ENTRIES SHOWN below:
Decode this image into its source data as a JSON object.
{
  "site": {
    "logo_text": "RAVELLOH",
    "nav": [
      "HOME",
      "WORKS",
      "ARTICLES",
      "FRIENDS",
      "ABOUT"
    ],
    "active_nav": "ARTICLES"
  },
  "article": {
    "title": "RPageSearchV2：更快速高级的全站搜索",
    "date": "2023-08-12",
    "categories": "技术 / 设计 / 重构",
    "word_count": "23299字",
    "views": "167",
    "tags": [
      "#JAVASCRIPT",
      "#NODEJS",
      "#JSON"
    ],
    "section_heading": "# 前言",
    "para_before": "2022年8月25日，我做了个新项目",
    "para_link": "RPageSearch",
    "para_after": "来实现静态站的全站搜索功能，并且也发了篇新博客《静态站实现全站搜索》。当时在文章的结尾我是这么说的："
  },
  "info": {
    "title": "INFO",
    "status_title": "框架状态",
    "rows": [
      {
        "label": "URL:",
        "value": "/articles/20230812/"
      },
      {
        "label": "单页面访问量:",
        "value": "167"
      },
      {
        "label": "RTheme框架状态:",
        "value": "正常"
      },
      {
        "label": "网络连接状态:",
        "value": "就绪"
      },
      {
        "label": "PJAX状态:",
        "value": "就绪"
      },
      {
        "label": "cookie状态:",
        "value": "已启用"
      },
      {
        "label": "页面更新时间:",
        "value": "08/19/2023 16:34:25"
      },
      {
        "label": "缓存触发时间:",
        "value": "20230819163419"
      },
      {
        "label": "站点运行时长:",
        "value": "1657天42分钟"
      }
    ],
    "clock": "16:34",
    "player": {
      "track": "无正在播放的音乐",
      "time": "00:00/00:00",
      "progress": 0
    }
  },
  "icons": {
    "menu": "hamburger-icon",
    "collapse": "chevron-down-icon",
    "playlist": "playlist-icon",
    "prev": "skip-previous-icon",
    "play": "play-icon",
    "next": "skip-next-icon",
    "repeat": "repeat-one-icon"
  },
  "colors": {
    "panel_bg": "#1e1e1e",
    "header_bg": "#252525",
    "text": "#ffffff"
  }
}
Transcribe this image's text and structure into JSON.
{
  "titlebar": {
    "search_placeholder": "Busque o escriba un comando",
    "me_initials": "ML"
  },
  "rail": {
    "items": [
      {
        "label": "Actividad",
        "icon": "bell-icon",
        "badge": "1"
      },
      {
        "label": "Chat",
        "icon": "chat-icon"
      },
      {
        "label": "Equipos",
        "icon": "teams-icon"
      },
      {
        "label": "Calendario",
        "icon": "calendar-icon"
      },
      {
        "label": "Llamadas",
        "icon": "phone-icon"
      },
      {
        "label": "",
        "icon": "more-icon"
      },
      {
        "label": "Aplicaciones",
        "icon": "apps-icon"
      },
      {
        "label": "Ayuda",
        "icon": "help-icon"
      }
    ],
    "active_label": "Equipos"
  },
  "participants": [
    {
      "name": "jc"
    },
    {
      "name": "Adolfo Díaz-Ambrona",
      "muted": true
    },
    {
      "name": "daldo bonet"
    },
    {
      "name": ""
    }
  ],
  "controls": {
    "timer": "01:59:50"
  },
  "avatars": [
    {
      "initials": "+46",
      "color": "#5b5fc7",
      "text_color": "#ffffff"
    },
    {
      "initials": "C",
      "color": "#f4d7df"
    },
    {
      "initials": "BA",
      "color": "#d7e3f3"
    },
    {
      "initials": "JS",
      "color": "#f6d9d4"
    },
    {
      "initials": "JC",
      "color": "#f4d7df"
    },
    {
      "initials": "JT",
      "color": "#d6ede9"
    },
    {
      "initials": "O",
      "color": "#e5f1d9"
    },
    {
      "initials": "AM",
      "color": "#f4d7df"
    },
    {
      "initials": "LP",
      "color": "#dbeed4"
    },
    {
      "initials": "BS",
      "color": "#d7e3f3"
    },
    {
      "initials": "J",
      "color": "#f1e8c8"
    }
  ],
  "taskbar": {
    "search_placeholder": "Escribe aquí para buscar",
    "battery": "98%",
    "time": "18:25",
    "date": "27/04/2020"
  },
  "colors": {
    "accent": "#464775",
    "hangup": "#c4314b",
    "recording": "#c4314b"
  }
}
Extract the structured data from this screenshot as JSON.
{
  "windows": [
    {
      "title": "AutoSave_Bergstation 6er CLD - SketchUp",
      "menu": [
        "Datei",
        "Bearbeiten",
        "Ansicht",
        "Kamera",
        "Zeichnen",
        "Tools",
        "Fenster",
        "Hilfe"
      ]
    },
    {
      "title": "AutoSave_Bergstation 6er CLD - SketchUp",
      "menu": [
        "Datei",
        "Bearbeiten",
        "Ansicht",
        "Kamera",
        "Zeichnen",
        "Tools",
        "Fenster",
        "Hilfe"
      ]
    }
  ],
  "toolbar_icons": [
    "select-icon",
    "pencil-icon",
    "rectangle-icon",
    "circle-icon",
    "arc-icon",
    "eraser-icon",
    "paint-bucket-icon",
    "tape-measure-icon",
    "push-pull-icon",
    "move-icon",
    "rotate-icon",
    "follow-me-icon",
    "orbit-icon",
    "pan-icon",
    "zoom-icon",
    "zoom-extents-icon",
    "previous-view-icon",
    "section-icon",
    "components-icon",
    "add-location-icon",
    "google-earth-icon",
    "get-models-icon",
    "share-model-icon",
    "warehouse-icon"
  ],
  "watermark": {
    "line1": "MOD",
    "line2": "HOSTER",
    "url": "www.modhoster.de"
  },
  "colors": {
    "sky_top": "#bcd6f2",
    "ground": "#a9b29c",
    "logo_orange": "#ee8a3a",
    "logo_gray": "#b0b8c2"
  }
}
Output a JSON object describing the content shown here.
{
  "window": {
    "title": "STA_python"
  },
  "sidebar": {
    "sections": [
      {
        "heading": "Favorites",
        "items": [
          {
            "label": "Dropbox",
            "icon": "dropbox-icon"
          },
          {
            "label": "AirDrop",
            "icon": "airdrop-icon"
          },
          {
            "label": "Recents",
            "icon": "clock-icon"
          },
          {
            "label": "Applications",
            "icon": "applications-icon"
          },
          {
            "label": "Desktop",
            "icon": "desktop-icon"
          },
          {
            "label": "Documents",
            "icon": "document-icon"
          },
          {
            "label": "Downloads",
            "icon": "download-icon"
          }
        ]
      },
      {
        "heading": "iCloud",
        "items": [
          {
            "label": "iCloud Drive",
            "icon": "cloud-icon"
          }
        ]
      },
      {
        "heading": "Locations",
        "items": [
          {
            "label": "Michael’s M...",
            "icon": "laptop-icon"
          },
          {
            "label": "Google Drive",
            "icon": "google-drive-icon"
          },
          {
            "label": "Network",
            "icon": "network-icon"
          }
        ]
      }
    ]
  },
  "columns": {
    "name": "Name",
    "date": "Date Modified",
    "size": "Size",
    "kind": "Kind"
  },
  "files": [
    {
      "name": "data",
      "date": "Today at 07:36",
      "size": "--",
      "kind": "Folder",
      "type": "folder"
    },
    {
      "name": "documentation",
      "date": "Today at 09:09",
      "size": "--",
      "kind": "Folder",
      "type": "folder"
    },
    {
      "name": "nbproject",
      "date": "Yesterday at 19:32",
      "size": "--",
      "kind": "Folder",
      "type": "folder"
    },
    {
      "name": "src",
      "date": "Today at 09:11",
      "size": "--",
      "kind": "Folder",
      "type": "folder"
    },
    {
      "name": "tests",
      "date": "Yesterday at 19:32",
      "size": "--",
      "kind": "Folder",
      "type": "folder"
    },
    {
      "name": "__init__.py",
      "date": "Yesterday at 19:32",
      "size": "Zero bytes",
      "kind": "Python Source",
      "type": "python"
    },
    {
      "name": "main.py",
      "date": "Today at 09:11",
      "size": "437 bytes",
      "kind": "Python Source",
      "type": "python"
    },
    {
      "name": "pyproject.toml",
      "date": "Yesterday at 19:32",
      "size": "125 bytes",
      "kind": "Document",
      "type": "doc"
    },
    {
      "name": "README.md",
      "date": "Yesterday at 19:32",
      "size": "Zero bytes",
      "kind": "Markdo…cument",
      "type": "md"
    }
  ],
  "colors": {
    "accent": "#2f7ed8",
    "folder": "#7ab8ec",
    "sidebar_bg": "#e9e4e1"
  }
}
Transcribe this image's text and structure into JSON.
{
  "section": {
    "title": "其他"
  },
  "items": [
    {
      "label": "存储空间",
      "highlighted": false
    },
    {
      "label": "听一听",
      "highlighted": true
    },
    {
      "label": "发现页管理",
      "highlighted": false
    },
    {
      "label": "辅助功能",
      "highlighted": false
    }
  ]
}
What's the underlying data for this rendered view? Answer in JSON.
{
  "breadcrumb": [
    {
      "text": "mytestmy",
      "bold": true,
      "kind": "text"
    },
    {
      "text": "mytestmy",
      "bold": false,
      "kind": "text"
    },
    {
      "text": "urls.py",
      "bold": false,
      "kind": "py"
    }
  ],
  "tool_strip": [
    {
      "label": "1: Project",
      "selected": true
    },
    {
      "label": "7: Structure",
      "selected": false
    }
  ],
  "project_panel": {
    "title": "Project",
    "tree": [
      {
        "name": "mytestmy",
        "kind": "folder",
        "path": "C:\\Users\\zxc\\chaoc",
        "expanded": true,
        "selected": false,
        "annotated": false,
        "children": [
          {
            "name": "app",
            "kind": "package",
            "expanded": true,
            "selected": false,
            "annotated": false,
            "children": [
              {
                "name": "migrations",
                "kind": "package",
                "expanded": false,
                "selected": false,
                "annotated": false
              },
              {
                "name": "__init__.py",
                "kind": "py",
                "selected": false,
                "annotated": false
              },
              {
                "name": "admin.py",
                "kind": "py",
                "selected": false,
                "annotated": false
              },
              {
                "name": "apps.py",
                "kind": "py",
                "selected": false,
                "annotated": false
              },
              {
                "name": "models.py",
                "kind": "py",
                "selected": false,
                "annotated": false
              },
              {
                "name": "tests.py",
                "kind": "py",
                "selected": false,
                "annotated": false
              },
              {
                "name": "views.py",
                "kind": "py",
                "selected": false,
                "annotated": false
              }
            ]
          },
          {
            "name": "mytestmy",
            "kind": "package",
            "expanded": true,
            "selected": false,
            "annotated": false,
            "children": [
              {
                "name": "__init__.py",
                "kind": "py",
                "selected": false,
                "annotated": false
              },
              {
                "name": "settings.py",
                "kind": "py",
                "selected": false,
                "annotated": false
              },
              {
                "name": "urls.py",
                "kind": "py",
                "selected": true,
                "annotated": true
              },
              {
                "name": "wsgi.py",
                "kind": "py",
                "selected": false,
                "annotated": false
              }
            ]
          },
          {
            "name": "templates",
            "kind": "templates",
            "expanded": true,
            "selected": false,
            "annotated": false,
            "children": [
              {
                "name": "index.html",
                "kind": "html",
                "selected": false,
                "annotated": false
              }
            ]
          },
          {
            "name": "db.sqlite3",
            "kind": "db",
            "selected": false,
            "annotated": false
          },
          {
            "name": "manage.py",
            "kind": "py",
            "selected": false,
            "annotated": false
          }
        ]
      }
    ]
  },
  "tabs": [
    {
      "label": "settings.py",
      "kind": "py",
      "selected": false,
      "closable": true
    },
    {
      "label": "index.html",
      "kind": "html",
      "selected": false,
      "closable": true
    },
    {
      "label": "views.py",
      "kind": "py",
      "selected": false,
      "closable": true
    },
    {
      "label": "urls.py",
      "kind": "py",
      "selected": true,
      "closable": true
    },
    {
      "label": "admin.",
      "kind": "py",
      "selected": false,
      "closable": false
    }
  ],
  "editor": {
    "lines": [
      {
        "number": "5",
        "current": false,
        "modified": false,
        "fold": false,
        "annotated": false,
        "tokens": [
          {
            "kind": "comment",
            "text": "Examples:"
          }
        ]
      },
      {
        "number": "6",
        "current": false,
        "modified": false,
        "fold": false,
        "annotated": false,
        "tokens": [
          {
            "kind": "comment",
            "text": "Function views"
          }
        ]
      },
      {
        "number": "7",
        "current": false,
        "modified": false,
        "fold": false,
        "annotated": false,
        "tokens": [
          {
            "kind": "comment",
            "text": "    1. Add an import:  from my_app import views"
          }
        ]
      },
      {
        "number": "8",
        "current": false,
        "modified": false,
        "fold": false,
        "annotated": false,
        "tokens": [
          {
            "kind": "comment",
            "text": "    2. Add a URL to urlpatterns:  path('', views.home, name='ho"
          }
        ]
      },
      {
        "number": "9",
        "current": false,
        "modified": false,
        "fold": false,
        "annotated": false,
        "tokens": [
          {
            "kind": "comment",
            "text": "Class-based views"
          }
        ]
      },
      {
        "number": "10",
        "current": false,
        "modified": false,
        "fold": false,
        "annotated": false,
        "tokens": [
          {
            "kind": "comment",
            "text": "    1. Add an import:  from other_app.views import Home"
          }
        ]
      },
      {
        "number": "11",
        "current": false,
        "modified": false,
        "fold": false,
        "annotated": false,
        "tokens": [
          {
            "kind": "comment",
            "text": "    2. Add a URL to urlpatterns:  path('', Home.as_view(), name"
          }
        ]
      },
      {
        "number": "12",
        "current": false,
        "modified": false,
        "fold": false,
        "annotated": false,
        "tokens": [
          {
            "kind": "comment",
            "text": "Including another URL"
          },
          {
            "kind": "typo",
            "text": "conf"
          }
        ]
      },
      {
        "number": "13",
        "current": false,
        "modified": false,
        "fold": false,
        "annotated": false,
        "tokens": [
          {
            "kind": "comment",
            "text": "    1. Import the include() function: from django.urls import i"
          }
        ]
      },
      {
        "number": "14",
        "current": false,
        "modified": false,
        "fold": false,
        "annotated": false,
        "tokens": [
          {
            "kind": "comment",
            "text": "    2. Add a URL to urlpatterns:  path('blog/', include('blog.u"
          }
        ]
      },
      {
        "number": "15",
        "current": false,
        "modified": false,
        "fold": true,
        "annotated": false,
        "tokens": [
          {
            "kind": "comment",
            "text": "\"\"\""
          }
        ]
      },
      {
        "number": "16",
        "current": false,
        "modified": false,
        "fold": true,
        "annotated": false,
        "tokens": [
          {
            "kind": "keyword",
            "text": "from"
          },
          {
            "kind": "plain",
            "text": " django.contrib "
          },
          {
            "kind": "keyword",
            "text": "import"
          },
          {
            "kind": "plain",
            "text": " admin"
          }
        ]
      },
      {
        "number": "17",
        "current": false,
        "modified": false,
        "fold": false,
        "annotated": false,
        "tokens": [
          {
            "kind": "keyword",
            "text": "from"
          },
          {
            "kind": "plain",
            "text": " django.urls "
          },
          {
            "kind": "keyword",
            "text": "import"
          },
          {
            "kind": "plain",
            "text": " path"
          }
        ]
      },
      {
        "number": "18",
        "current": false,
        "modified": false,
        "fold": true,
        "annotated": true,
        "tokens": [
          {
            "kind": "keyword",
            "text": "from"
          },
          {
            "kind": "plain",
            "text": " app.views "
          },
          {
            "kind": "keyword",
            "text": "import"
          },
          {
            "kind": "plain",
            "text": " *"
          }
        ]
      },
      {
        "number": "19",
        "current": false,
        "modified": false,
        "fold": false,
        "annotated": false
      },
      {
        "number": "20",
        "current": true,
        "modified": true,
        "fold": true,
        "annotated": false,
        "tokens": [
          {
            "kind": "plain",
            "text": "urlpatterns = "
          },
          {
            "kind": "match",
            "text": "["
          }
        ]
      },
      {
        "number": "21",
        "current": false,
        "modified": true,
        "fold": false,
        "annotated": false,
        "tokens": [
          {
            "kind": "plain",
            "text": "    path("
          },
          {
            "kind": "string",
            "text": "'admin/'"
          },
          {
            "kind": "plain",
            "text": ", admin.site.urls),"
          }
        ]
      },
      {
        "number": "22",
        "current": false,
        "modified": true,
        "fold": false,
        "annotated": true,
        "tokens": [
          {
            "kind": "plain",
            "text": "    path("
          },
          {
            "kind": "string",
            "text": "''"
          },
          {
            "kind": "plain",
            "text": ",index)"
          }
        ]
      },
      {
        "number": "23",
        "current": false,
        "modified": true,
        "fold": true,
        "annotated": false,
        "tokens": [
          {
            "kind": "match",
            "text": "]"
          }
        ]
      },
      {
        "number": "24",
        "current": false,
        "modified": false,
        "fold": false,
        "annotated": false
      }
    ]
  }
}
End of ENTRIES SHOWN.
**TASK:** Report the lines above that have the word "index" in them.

**RESPONSE BOX:**
                "name": "index.html",
      "label": "index.html",
            "text": ",index)"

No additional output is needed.